§ DATA EXTRACT
* * * * * * * * *

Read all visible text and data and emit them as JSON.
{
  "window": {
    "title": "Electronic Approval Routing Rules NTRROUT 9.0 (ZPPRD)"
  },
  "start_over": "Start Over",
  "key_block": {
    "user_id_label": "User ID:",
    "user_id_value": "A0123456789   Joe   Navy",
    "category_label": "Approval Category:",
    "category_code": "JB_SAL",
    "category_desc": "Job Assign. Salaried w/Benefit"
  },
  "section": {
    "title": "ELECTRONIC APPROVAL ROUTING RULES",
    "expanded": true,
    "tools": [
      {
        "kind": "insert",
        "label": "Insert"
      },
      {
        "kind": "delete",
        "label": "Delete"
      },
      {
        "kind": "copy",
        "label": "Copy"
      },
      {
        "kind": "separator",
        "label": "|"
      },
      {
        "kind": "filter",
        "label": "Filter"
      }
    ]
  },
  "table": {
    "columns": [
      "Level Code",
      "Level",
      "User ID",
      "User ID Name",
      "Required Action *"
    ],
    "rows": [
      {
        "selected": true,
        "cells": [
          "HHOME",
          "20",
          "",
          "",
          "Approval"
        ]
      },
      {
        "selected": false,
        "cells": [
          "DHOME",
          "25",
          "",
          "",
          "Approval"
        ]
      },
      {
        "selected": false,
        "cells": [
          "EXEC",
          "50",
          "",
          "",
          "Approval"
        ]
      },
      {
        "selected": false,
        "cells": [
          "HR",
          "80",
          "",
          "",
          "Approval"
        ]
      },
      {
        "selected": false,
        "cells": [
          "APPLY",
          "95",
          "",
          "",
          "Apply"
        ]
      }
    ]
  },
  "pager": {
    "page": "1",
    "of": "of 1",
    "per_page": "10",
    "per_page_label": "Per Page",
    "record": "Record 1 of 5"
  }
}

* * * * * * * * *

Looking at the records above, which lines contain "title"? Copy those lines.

§ ANSWER AREA
    "title": "Electronic Approval Routing Rules NTRROUT 9.0 (ZPPRD)"
    "title": "ELECTRONIC APPROVAL ROUTING RULES",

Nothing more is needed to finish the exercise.